Rossant J. (2007). Stem cells and lineage development in the mammalian blastocyst. Reprod. Fertil. Dev. , 19, 111-8. PMID: 17389140
Santos J, Pereira CF, Di-Gregorio A, Spruce T, Alder O, Rodriguez T, Azuara V, Merkenschlager M & Fisher AG. (2010). Differences in the epigenetic and reprogramming properties of pluripotent and extra-embryonic stem cells implicate chromatin remodelling as an important early event in the developing mouse embryo. Epigenetics Chromatin , 3, 1. PMID: 20157423 DOI.
Dzamba BJ, Jakab KR, Marsden M, Schwartz MA & DeSimone DW. (2009). Cadherin adhesion, tissue tension, and noncanonical Wnt signaling regulate fibronectin matrix organization. Dev. Cell , 16, 421-32. PMID: 19289087 DOI.
Sheth B, Nowak RL, Anderson R, Kwong WY, Papenbrock T & Fleming TP. (2008). Tight junction protein ZO-2 expression and relative function of ZO-1 and ZO-2 during mouse blastocyst formation. Exp. Cell Res. , 314, 3356-68. PMID: 18817772 DOI.
Nishioka N, Yamamoto S, Kiyonari H, Sato H, Sawada A, Ota M, Nakao K & Sasaki H. (2008). Tead4 is required for specification of trophectoderm in pre-implantation mouse embryos. Mech. Dev. , 125, 270-83. PMID: 18083014 DOI.
Search April 2010
- Glossary: A | B | C | D | E | F | G | H | I | J | K | L | M | N | O | P | Q | R | S | T | U | V | W | X | Y | Z | Numbers | Symbols | Term Link
Cite this page: Hill, M.A. (2019, January 18) Embryology Blastocyst Development.
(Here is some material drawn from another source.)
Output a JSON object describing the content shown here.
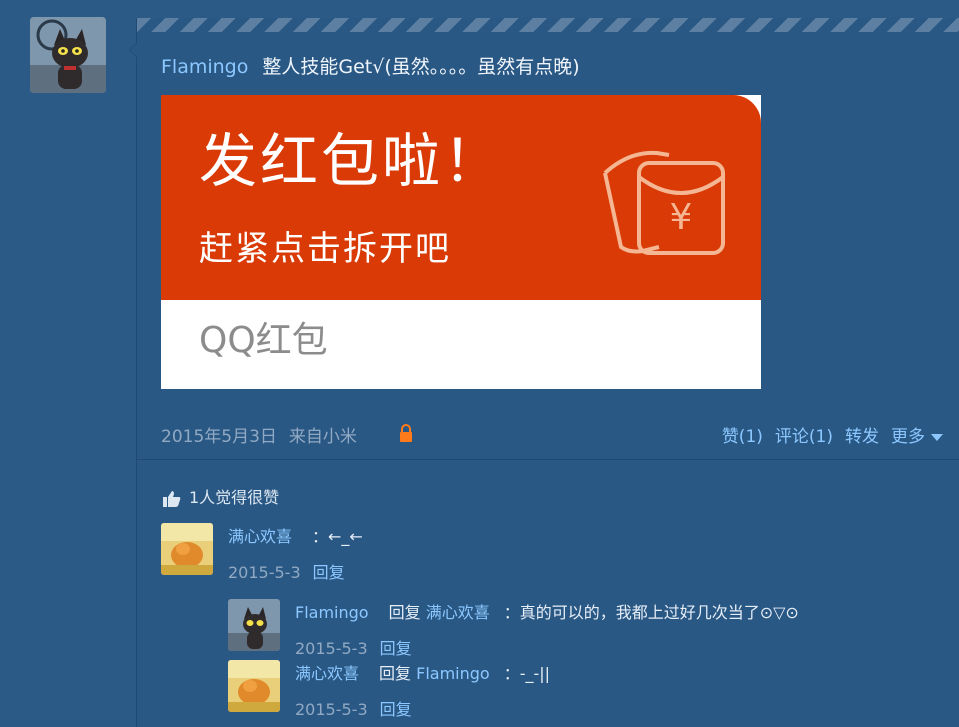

Retrieved from https://embryology.med.unsw.edu.au/embryology/index.php/Blastocyst_Development
- © Dr Mark Hill 2019, UNSW Embryology ISBN: 978 0 7334 2609 4 - UNSW CRICOS Provider Code No. 00098G